Tadeusz Makowski Paintings

Tadeusz Makowski was a Polish painter, renowned for his contribution to the post-impressionist movement and particularly for his unique style which blended elements of folk art with modernist forms. Born on January 29, 1882, in Oświęcim, Poland, Makowski grew up during a time when his homeland was partitioned by Russia, Prussia, and Austria, which had a significant impact on his artistic development and sense of national identity.

Initially, Makowski studied architecture at the Kraków University of Technology but soon shifted his focus to painting. He continued his education at the Academy of Fine Arts in Kraków, where he was influenced by the works of Jan Stanisławski and Józef Mehoffer. In 1908, seeking broader artistic horizons, he moved to Paris, which was then the epicenter of the avant-garde. There, he was exposed to various contemporary art movements, including Fauvism, Cubism, and Expressionism, which he incorporated into his own evolving style.

Makowski's work is characterized by a distinctive use of color, composition, and form. His paintings often include whimsical, childlike figures and draw upon themes of rural life, folklore, and the simplicity of peasant life. Despite his use of seemingly naive imagery, his work is complex and thoughtfully composed, often reflecting a commentary on social issues and the human condition.
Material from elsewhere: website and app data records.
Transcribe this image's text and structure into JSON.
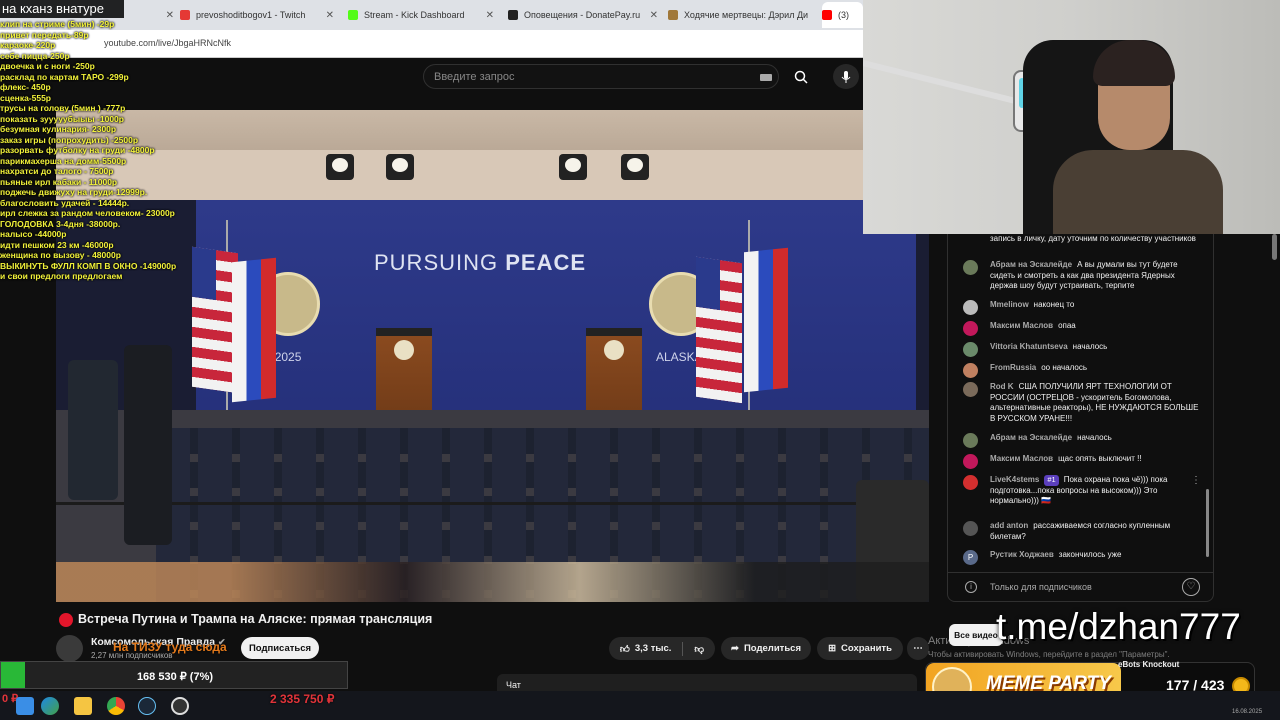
{
  "browser": {
    "tabs": [
      {
        "title": "",
        "color": "#ffffff"
      },
      {
        "title": "prevoshoditbogov1 - Twitch",
        "color": "#e53935"
      },
      {
        "title": "Stream - Kick Dashboard",
        "color": "#53fc18"
      },
      {
        "title": "Оповещения - DonatePay.ru",
        "color": "#222222"
      },
      {
        "title": "Ходячие мертвецы: Дэрил Ди",
        "color": "#a0783a"
      },
      {
        "title": "(3)",
        "color": "#ff0000"
      }
    ],
    "url": "youtube.com/live/JbgaHRNcNfk"
  },
  "overlay": {
    "title": "на кханз внатуре",
    "donations": [
      "клип на стриме (5мин) -29р",
      "привет передать-89р",
      "караоке-220р",
      "себе пицца-250р",
      "двоечка и с ноги -250р",
      "расклад по картам ТАРО -299р",
      "флекс- 450р",
      "сценка-555р",
      "трусы на голову (5мин ) -777р",
      "показать зууууубыыы -1000р",
      "безумная кулинария- 2300р",
      "заказ игры (попрохудить) -2500р",
      "разорвать футболку на груди -4800р",
      "парикмахерша на домм-5500р",
      "нахратси до талого - 7500р",
      "пьяные ирл кабаки - 11000р",
      "поджечь движуху на груди-12999р.",
      "благословить удачей - 14444р.",
      "ирл слежка за рандом человеком- 23000р",
      "ГОЛОДОВКА 3-4дня -38000р.",
      "налысо -44000р",
      "идти пешком 23 км -46000р",
      "женщина по вызову - 48000р",
      "ВЫКИНУТЬ ФУЛЛ КОМП В ОКНО -149000р",
      "и свои предлоги предлогаем"
    ],
    "ribbon": "На ТИЗУ туда сюда",
    "goal_text": "168 530 ₽ (7%)",
    "goal_fraction": 0.07,
    "zero": "0 ₽",
    "sum": "2 335 750 ₽",
    "telegram": "t.me/dzhan777",
    "meme_title": "MEME PARTY",
    "meme_count": "177 / 423",
    "knockout": "eBots Knockout"
  },
  "youtube": {
    "search_placeholder": "Введите запрос",
    "video": {
      "banner_bold": "PEACE",
      "banner_thin": "PURSUING",
      "alaska_left": "ASKA 2025",
      "alaska_right": "ALASKA"
    },
    "title": "Встреча Путина и Трампа на Аляске: прямая трансляция",
    "channel": "Комсомольская Правда",
    "subs": "2,27 млн подписчиков",
    "subscribe": "Подписаться",
    "likes": "3,3 тыс.",
    "share": "Поделиться",
    "save": "Сохранить",
    "all_videos": "Все видео",
    "chat_tab": "Чат"
  },
  "chat": {
    "messages": [
      {
        "author": "",
        "text": "запись в личку, дату уточним по количеству участников",
        "avatar": ""
      },
      {
        "author": "Абрам на Эскалейде",
        "text": "А вы думали вы тут будете сидеть и смотреть а как два президента Ядерных держав шоу будут устраивать, терпите",
        "avatar": "#6a7a5a"
      },
      {
        "author": "Mmelinow",
        "text": "наконец то",
        "avatar": "#bbbbbb"
      },
      {
        "author": "Максим Маслов",
        "text": "опаа",
        "avatar": "#c2185b"
      },
      {
        "author": "Vittoria Khatuntseva",
        "text": "началось",
        "avatar": "#6a8a6a"
      },
      {
        "author": "FromRussia",
        "text": "оо началось",
        "avatar": "#c08060"
      },
      {
        "author": "Rod K",
        "text": "США ПОЛУЧИЛИ ЯРТ ТЕХНОЛОГИИ ОТ РОССИИ (ОСТРЕЦОВ - ускоритель Богомолова, альтернативные реакторы), НЕ НУЖДАЮТСЯ БОЛЬШЕ В РУССКОМ УРАНЕ!!!",
        "avatar": "#7a6a5a"
      },
      {
        "author": "Абрам на Эскалейде",
        "text": "началось",
        "avatar": "#6a7a5a"
      },
      {
        "author": "Максим Маслов",
        "text": "щас опять выключит !!",
        "avatar": "#c2185b"
      },
      {
        "author": "LiveK4stems",
        "badge": "#1",
        "text": "Пока охрана пока чё))) пока подготовка...пока вопросы на высоком))) Это нормально))) 🇷🇺",
        "avatar": "#d32f2f"
      },
      {
        "author": "add anton",
        "text": "рассаживаемся согласно купленным билетам?",
        "avatar": "#555555"
      },
      {
        "author": "Рустик Ходжаев",
        "text": "закончилось уже",
        "avatar": "#5a6a8a",
        "initial": "Р"
      }
    ],
    "footer": "Только для подписчиков"
  },
  "windows": {
    "activate_title": "Активация Windows",
    "activate_text": "Чтобы активировать Windows, перейдите в раздел \"Параметры\".",
    "date": "16.08.2025"
  },
  "colors": {
    "youtube_red": "#e3162b",
    "goal_green": "#29b837",
    "donation_yellow": "#f2f23a"
  }
}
Throughout his career, Makowski exhibited his work widely, gaining recognition and participating in prominent exhibitions across Europe. His paintings can be found in many esteemed collections, including the National Museum in Warsaw and the Museum of Art in Łódź. Tadeusz Makowski's legacy is that of an artist who bridged the gap between traditional Polish art and modern European movements, leaving behind a body of work that continues to be celebrated for its originality and depth.
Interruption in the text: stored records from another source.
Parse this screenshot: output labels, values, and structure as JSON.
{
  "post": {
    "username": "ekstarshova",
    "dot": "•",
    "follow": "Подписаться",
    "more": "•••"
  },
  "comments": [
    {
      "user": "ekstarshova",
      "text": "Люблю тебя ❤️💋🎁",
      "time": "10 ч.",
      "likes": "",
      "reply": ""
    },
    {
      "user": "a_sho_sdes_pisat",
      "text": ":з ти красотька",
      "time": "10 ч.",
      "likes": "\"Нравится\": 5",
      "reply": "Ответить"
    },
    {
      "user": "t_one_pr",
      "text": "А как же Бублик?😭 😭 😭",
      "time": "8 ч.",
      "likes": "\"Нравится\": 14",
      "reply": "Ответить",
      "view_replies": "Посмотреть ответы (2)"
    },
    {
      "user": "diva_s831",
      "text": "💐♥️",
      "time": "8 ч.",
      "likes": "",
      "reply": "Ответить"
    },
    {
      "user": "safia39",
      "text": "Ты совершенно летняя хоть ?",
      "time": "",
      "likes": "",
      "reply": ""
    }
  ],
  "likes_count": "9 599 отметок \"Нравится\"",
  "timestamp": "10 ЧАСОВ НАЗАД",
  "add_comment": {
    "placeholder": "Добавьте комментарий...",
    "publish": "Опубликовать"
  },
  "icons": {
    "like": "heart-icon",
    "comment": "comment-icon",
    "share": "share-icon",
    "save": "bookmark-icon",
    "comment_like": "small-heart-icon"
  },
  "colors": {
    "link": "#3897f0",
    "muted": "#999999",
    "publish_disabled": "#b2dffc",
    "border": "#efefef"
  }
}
Tragically, Tadeusz Makowski's life and career were cut short when he died unexpectedly on November 1, 1932. Despite his relatively short life, his artistic achievements left a lasting impression on the Polish art scene and continue to inspire artists and art lovers alike.